EXERCISE DETAILS
Please state how many lines of the listing contain the word "宏川智慧", giving the number by itself.
DATA FOR THE TASK Block Start
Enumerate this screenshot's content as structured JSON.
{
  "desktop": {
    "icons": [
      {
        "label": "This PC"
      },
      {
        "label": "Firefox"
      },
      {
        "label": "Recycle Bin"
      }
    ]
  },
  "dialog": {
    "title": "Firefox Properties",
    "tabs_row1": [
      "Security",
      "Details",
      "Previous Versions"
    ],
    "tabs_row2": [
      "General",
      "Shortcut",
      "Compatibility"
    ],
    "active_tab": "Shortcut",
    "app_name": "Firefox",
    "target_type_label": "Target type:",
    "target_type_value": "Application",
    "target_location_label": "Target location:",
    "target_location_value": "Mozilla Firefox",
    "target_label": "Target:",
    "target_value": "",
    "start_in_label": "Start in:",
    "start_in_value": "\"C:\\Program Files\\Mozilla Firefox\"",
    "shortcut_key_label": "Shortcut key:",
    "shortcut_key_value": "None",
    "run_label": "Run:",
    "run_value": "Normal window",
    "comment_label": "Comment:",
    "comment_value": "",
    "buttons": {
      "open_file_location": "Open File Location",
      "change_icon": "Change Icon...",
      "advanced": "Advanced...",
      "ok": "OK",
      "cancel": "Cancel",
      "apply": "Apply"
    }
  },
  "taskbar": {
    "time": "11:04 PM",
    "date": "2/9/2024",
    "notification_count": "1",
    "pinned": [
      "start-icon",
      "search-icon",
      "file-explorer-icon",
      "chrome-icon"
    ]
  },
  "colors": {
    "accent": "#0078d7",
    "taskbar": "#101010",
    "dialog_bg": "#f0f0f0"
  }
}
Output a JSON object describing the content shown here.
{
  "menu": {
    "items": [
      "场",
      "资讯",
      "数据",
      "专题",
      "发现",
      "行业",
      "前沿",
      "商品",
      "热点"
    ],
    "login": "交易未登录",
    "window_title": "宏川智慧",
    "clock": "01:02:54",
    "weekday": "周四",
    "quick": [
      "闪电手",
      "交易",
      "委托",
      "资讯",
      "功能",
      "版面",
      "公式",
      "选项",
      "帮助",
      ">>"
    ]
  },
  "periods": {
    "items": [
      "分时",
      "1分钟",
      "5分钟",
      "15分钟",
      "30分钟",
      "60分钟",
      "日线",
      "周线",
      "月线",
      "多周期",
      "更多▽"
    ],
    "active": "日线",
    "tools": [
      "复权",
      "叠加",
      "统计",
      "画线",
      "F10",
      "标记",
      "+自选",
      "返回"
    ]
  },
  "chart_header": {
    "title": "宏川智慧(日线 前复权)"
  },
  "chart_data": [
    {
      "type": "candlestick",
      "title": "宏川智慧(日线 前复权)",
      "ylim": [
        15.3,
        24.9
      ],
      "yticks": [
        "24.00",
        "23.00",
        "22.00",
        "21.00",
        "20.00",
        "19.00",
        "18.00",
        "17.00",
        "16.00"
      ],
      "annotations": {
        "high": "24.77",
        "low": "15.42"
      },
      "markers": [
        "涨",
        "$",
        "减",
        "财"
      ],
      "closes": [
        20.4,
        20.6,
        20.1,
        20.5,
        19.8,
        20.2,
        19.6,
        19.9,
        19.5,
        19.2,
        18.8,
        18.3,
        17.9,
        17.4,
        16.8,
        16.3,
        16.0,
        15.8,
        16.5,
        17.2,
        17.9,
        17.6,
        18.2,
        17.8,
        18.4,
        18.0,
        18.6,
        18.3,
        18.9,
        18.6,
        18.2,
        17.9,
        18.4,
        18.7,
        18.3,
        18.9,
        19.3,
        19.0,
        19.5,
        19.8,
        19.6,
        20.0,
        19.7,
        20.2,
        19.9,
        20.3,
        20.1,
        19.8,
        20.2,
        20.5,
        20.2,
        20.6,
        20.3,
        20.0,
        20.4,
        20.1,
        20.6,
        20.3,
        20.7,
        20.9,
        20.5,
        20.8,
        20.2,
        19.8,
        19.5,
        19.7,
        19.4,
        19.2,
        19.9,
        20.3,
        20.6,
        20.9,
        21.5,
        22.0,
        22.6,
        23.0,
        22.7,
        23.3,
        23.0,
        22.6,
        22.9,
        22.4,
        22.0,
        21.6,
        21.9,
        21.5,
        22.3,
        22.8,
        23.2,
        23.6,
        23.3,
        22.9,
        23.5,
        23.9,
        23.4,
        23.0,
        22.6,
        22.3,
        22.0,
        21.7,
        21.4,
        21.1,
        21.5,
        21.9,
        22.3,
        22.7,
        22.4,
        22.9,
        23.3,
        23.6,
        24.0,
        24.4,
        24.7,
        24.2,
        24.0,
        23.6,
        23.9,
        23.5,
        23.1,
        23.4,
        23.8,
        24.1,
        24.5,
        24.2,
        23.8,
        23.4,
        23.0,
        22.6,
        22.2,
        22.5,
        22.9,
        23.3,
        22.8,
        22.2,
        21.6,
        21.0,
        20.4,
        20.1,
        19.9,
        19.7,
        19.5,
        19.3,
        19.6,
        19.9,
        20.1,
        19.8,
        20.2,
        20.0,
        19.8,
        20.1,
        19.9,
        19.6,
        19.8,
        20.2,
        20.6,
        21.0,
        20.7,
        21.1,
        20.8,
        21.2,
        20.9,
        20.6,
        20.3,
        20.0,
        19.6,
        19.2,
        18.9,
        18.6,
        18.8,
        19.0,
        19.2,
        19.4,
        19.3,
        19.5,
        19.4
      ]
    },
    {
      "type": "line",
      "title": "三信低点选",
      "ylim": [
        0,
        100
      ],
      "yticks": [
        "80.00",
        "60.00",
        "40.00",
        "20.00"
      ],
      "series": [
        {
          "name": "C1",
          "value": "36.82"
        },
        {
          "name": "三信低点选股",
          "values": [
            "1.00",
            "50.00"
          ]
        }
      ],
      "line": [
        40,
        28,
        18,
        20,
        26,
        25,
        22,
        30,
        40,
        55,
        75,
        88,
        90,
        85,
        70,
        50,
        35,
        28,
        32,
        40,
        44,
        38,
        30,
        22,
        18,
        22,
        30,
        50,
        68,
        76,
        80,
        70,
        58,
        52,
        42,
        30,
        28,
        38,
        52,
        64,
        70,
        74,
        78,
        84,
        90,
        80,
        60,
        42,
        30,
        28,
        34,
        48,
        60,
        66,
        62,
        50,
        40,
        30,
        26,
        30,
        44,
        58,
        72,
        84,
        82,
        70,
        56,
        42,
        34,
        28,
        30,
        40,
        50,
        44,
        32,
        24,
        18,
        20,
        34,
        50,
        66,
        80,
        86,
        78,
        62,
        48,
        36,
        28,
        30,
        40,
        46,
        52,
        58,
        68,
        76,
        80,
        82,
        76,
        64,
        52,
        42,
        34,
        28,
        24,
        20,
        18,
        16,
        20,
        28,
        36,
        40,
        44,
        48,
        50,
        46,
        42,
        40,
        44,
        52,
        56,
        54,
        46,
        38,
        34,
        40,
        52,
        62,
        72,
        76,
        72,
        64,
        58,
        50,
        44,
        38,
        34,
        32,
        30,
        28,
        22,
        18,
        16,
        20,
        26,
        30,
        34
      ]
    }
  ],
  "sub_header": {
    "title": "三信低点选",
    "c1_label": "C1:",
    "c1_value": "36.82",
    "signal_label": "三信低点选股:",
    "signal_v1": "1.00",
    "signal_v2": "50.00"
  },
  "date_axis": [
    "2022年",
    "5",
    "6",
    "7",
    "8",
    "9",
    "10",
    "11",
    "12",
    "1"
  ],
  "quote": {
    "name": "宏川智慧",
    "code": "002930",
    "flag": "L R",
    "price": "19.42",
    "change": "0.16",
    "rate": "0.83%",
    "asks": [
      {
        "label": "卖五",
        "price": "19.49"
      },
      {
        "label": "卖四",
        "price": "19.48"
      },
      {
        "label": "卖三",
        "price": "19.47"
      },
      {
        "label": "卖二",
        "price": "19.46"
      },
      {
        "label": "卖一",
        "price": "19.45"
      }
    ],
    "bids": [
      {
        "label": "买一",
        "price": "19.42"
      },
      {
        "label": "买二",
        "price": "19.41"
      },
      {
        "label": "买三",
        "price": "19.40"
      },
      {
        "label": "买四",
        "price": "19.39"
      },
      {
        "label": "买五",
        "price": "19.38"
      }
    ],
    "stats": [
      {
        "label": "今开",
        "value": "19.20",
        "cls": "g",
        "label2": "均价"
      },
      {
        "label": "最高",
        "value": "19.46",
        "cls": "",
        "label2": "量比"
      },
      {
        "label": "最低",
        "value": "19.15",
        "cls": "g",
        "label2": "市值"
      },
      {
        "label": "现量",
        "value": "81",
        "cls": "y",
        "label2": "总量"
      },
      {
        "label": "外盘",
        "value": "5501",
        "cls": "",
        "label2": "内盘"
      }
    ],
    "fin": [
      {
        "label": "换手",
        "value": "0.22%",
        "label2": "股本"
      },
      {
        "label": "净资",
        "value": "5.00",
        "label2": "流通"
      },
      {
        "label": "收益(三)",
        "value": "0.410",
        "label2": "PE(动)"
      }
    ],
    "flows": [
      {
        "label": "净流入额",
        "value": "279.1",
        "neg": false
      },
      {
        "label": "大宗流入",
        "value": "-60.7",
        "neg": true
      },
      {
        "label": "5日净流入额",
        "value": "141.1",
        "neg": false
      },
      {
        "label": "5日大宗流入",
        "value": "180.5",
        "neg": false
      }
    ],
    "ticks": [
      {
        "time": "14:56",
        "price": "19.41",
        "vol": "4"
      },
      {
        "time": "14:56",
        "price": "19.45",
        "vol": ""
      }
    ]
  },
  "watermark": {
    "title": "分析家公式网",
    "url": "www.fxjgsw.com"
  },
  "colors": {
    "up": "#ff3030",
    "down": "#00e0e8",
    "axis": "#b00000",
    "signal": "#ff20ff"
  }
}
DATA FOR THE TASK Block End
RESULT OF THIS TASK
4